EXCERPTED RECORDS -
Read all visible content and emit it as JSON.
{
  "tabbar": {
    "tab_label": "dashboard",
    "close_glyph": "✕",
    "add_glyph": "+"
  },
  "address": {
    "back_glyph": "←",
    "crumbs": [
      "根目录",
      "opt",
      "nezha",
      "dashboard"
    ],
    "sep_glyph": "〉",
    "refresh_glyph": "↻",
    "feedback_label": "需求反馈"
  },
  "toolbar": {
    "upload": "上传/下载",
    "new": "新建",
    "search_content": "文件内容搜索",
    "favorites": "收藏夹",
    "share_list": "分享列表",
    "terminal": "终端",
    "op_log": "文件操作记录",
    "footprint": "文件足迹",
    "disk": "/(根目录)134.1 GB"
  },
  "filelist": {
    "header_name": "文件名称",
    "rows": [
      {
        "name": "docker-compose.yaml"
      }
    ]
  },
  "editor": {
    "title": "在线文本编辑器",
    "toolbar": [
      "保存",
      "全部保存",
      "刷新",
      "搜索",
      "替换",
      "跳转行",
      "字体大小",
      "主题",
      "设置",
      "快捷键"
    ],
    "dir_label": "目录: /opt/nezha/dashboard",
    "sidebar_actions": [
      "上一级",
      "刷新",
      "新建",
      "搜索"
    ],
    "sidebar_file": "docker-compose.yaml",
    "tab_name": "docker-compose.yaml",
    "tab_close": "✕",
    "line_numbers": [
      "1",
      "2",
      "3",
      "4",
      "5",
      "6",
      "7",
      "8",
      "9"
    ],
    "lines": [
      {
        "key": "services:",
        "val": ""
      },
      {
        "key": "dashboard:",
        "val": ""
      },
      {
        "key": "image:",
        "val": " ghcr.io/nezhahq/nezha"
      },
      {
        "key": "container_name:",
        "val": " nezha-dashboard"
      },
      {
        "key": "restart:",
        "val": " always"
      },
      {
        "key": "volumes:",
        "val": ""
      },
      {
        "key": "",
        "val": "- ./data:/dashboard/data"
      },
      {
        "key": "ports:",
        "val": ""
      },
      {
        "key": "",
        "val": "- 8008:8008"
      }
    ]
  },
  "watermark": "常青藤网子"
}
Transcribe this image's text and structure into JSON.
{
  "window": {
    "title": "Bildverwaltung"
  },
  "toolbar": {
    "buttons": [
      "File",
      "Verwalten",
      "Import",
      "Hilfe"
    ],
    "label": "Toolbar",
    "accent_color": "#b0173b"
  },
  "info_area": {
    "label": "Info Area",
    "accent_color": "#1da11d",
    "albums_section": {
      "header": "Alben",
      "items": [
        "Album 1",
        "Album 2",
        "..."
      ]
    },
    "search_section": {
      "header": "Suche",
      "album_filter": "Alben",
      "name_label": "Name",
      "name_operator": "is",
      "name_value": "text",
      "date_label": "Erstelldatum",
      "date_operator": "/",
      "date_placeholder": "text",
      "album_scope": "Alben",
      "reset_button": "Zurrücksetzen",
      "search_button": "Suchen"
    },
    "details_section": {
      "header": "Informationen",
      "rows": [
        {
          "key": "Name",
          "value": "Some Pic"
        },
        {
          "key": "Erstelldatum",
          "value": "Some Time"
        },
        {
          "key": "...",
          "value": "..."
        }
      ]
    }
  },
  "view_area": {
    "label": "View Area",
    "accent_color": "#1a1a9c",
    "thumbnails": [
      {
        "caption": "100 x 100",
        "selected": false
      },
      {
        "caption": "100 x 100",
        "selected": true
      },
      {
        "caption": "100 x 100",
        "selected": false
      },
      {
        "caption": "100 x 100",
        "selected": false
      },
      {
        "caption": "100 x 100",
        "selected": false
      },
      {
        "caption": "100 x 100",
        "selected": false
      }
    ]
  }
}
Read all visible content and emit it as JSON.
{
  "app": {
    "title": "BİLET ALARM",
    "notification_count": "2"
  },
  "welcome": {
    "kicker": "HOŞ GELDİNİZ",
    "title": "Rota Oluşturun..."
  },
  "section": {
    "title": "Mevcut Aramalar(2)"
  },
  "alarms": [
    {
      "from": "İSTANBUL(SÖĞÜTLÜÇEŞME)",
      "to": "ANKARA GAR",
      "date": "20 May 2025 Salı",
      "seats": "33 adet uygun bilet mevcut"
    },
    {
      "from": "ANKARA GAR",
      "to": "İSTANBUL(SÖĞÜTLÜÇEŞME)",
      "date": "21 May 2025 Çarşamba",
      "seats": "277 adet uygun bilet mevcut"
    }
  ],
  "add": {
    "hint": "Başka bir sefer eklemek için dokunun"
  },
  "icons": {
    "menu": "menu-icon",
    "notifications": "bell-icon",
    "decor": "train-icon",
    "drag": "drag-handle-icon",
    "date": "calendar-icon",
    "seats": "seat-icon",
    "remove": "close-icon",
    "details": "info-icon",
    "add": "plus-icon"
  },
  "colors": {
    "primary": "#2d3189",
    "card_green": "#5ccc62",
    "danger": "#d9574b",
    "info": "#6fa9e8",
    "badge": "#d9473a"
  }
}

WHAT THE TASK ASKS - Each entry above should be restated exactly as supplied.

RESPONSE TO THE EXERCISE -
Read all visible content and emit it as JSON.
{
  "tabbar": {
    "tab_label": "dashboard",
    "close_glyph": "✕",
    "add_glyph": "+"
  },
  "address": {
    "back_glyph": "←",
    "crumbs": [
      "根目录",
      "opt",
      "nezha",
      "dashboard"
    ],
    "sep_glyph": "〉",
    "refresh_glyph": "↻",
    "feedback_label": "需求反馈"
  },
  "toolbar": {
    "upload": "上传/下载",
    "new": "新建",
    "search_content": "文件内容搜索",
    "favorites": "收藏夹",
    "share_list": "分享列表",
    "terminal": "终端",
    "op_log": "文件操作记录",
    "footprint": "文件足迹",
    "disk": "/(根目录)134.1 GB"
  },
  "filelist": {
    "header_name": "文件名称",
    "rows": [
      {
        "name": "docker-compose.yaml"
      }
    ]
  },
  "editor": {
    "title": "在线文本编辑器",
    "toolbar": [
      "保存",
      "全部保存",
      "刷新",
      "搜索",
      "替换",
      "跳转行",
      "字体大小",
      "主题",
      "设置",
      "快捷键"
    ],
    "dir_label": "目录: /opt/nezha/dashboard",
    "sidebar_actions": [
      "上一级",
      "刷新",
      "新建",
      "搜索"
    ],
    "sidebar_file": "docker-compose.yaml",
    "tab_name": "docker-compose.yaml",
    "tab_close": "✕",
    "line_numbers": [
      "1",
      "2",
      "3",
      "4",
      "5",
      "6",
      "7",
      "8",
      "9"
    ],
    "lines": [
      {
        "key": "services:",
        "val": ""
      },
      {
        "key": "dashboard:",
        "val": ""
      },
      {
        "key": "image:",
        "val": " ghcr.io/nezhahq/nezha"
      },
      {
        "key": "container_name:",
        "val": " nezha-dashboard"
      },
      {
        "key": "restart:",
        "val": " always"
      },
      {
        "key": "volumes:",
        "val": ""
      },
      {
        "key": "",
        "val": "- ./data:/dashboard/data"
      },
      {
        "key": "ports:",
        "val": ""
      },
      {
        "key": "",
        "val": "- 8008:8008"
      }
    ]
  },
  "watermark": "常青藤网子"
}
Transcribe this image's text and structure into JSON.
{
  "window": {
    "title": "Bildverwaltung"
  },
  "toolbar": {
    "buttons": [
      "File",
      "Verwalten",
      "Import",
      "Hilfe"
    ],
    "label": "Toolbar",
    "accent_color": "#b0173b"
  },
  "info_area": {
    "label": "Info Area",
    "accent_color": "#1da11d",
    "albums_section": {
      "header": "Alben",
      "items": [
        "Album 1",
        "Album 2",
        "..."
      ]
    },
    "search_section": {
      "header": "Suche",
      "album_filter": "Alben",
      "name_label": "Name",
      "name_operator": "is",
      "name_value": "text",
      "date_label": "Erstelldatum",
      "date_operator": "/",
      "date_placeholder": "text",
      "album_scope": "Alben",
      "reset_button": "Zurrücksetzen",
      "search_button": "Suchen"
    },
    "details_section": {
      "header": "Informationen",
      "rows": [
        {
          "key": "Name",
          "value": "Some Pic"
        },
        {
          "key": "Erstelldatum",
          "value": "Some Time"
        },
        {
          "key": "...",
          "value": "..."
        }
      ]
    }
  },
  "view_area": {
    "label": "View Area",
    "accent_color": "#1a1a9c",
    "thumbnails": [
      {
        "caption": "100 x 100",
        "selected": false
      },
      {
        "caption": "100 x 100",
        "selected": true
      },
      {
        "caption": "100 x 100",
        "selected": false
      },
      {
        "caption": "100 x 100",
        "selected": false
      },
      {
        "caption": "100 x 100",
        "selected": false
      },
      {
        "caption": "100 x 100",
        "selected": false
      }
    ]
  }
}
Read all visible content and emit it as JSON.
{
  "app": {
    "title": "BİLET ALARM",
    "notification_count": "2"
  },
  "welcome": {
    "kicker": "HOŞ GELDİNİZ",
    "title": "Rota Oluşturun..."
  },
  "section": {
    "title": "Mevcut Aramalar(2)"
  },
  "alarms": [
    {
      "from": "İSTANBUL(SÖĞÜTLÜÇEŞME)",
      "to": "ANKARA GAR",
      "date": "20 May 2025 Salı",
      "seats": "33 adet uygun bilet mevcut"
    },
    {
      "from": "ANKARA GAR",
      "to": "İSTANBUL(SÖĞÜTLÜÇEŞME)",
      "date": "21 May 2025 Çarşamba",
      "seats": "277 adet uygun bilet mevcut"
    }
  ],
  "add": {
    "hint": "Başka bir sefer eklemek için dokunun"
  },
  "icons": {
    "menu": "menu-icon",
    "notifications": "bell-icon",
    "decor": "train-icon",
    "drag": "drag-handle-icon",
    "date": "calendar-icon",
    "seats": "seat-icon",
    "remove": "close-icon",
    "details": "info-icon",
    "add": "plus-icon"
  },
  "colors": {
    "primary": "#2d3189",
    "card_green": "#5ccc62",
    "danger": "#d9574b",
    "info": "#6fa9e8",
    "badge": "#d9473a"
  }
}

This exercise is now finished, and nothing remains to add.